“Where did you get this note?” I asked, with my eyes wide open. “I used to say this to my son, Clement.”

“A homeless man asked me to give it to you,” he said. “He was sitting in front of the shop before.”

I rushed out of the shop.

He was not there anymore. The homeless man was gone.

I went home. I did not tell Joyce about the note. We had dinner, watched some shows on TV and started to chat.

“I feel like we should do something different this year,” she said to me.

“What do you mean?” I replied.

“Well, it’s been three years since the accident.”

“Yeah.”

“Don’t you think we should move on?”

I didn’t say anything. I tried to smile.

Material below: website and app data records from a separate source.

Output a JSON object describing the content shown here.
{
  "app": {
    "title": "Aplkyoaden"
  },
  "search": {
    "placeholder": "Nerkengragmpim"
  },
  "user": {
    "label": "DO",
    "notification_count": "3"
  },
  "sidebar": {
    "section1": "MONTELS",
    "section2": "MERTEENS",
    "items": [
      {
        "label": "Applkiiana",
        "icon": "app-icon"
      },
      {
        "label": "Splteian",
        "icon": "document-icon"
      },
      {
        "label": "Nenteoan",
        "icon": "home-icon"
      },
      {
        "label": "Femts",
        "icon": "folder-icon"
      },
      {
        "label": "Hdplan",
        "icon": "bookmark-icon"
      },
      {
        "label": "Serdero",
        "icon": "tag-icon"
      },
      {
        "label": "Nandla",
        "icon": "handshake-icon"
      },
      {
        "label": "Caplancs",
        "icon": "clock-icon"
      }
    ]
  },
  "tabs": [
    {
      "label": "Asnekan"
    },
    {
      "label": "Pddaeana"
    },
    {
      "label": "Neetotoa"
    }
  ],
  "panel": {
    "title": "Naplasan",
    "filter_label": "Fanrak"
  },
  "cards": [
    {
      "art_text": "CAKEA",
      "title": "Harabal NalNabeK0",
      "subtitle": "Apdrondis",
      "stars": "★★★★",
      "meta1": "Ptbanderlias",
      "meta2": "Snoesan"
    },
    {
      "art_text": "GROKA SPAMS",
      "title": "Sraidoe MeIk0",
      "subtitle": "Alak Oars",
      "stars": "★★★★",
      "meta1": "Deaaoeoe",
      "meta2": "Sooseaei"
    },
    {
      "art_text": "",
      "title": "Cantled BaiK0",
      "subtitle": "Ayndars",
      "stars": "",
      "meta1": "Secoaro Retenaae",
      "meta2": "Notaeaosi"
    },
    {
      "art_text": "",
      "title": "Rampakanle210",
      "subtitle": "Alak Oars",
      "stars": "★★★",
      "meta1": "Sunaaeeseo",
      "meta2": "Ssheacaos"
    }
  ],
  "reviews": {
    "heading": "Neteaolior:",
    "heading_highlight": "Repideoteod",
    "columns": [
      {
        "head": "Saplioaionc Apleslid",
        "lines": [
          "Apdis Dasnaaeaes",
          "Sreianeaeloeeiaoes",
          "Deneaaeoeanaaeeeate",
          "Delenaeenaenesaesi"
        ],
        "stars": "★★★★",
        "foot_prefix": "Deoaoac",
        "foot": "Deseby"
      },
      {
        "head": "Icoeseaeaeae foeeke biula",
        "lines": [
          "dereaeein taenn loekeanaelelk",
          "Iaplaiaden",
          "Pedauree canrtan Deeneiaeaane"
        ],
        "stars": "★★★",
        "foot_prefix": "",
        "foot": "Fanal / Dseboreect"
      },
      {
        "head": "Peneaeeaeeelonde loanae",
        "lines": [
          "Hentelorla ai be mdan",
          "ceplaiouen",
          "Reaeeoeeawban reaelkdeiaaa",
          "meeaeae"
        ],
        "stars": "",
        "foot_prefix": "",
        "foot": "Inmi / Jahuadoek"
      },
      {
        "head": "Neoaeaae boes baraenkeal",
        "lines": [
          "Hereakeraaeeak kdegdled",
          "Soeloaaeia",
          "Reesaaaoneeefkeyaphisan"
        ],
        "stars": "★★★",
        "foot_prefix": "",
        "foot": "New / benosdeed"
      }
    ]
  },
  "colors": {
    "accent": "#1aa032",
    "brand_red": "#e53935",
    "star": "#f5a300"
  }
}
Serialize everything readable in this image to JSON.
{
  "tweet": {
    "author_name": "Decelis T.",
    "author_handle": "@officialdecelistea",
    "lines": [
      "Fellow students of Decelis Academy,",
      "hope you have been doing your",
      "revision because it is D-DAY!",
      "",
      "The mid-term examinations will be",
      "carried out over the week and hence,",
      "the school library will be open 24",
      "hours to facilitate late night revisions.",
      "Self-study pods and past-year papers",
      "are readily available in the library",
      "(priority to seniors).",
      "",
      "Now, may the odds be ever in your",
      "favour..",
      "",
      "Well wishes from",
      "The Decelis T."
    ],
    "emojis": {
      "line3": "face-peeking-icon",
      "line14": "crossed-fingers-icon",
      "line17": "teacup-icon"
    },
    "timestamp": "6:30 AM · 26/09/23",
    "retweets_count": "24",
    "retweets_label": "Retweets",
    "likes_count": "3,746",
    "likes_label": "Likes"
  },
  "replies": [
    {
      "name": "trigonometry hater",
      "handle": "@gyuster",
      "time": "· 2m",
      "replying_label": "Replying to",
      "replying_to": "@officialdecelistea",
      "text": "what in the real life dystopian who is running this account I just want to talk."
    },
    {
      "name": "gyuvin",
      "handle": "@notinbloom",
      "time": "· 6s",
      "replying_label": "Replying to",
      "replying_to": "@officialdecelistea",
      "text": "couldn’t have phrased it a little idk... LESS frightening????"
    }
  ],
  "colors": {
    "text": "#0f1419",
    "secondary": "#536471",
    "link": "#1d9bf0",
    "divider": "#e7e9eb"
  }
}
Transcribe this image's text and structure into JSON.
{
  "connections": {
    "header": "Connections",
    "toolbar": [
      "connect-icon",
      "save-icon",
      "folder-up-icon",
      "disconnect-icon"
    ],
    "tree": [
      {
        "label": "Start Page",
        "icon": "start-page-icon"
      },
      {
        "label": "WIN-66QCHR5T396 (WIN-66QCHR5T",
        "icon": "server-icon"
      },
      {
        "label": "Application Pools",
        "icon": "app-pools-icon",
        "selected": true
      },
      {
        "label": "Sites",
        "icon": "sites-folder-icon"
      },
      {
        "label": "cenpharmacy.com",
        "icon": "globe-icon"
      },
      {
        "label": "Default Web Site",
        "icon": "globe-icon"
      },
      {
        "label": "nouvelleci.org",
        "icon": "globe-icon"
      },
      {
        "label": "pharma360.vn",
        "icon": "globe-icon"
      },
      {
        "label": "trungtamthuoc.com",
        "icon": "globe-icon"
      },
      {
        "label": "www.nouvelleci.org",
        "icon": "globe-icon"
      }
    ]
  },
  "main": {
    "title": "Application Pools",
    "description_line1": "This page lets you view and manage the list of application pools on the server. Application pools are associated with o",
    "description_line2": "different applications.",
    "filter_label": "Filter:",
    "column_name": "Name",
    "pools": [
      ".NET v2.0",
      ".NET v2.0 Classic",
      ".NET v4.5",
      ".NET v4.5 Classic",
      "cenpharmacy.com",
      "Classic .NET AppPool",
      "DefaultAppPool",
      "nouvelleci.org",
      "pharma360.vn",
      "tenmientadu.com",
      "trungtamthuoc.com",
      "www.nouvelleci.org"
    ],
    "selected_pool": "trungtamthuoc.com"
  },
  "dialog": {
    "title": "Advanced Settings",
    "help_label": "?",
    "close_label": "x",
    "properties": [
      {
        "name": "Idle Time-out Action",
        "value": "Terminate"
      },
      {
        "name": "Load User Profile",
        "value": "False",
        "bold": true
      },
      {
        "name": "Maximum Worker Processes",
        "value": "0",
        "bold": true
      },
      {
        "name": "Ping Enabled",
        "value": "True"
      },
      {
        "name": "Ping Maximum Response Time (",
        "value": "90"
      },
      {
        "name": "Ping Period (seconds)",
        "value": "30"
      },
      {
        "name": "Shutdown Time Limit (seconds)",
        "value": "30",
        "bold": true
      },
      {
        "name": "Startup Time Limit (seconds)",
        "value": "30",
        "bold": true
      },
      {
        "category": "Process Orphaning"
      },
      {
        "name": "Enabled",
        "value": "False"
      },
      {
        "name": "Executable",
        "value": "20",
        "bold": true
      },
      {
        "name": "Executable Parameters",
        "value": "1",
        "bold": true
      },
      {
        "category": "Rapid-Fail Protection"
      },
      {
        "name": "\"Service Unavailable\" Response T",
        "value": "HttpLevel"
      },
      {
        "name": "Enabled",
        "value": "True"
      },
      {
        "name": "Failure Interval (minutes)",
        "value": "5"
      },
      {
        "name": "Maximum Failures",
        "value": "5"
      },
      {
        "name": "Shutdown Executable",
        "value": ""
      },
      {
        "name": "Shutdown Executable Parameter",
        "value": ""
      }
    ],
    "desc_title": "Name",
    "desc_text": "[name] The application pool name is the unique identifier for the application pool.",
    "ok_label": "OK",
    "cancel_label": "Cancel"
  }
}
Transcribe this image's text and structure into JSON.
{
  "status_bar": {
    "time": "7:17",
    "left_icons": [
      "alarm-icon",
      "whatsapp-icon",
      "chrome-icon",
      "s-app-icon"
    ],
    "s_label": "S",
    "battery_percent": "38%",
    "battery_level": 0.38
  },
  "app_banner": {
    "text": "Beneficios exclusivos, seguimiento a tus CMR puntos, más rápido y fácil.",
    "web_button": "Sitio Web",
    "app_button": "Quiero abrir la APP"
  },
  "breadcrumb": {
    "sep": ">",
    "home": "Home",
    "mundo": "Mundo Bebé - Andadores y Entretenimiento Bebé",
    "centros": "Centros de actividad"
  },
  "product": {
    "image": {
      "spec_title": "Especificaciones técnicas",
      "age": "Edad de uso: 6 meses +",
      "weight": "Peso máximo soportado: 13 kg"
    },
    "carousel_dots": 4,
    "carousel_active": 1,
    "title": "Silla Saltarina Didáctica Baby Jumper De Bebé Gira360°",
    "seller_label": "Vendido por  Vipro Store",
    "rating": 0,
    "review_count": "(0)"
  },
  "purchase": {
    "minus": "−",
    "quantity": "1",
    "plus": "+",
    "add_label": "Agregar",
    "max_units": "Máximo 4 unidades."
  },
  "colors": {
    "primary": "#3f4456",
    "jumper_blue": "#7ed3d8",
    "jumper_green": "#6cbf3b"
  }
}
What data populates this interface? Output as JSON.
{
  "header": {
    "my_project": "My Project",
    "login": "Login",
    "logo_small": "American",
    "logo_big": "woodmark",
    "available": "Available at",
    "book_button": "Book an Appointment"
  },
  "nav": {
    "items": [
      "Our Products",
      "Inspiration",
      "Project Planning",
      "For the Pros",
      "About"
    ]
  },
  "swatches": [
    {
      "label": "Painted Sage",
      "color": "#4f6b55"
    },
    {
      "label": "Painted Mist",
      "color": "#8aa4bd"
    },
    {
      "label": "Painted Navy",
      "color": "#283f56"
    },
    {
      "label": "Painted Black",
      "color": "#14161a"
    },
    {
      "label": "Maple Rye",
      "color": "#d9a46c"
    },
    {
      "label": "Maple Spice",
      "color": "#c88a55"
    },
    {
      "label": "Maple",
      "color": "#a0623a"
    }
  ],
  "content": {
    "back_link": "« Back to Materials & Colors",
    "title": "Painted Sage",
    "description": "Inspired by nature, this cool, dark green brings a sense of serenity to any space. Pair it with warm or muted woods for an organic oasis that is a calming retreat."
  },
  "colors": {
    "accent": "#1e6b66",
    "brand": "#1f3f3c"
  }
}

“It’s been hard for me too,” she said.

“I know,” I said quietly.

“But we can’t do this forever.”

“Yeah.”


Photo by RU Recovery Ministrieson Unsplash

We went to church on Sunday.

I kept thinking about the note. “Should I tell Joyce about it?”

The preacher was saying something about an afterlife. About how our life on earth is only temporary. And how Jesus came down to earth so that we would have eternal life.

“This is what Christmas is all about,” he said from the podium. “Christmas is not just presents. It is about the birth of a saviour.”

For God so loved the world that he gave his one and only Son, that whoever believes in him shall not perish but have eternal life. (John 3:16)

After the service, our pastor Paul, came around to talk to us.

“Jim and Joyce, how are you two doing?” Paul asked.

“Ah well, we’re still here,” I replied.

“Thank you for the sermon, Paul,” Joyce said.

“Yes, I thought about you two as I was preaching.” Paul pulled us aside. “I know things have been very tough in the last few years. But there are greater things up there in Heaven. Christmas is about hope for eternal life. Jesus came to the world to bring hope and salvation.”

“Yes, that’s true, Paul,” I said. “Hope for eternal life. I like the sound of that.”

I decided then it was time for Joyce to know about the note I got from the homeless man.

We went home, and I asked her to sit with me.

“What’s going on, Jim?” she sounded a bit worried.

“Well, I have this note. A homeless man gave it to me.”

“A homeless man?”

“Yes, he was sitting in front of the shop where I got the chicken on Friday.”

“Ok.”

“I’ve been wanting to tell you about it.” I tried to calm myself. “But only today after hearing Paul’s sermon that I had the courage.”

“It sounds serious, what is it?”

“Remember what we used to tell Clement when he was still a little boy?”

“Yes?”

“Look, here’s the note.”

Someone else was born on Christmas. He was born in a poor family but went on to be the saviour of the world. You can be great too, Clement. Don’t let anyone tell you otherwise.

Underneath the note there was a small writing: “I am safe with Him now”


Merry Christmas 2018.

Thank you for reading.

I hope your Christmas is filled with heavenly miracle, joy and blessings.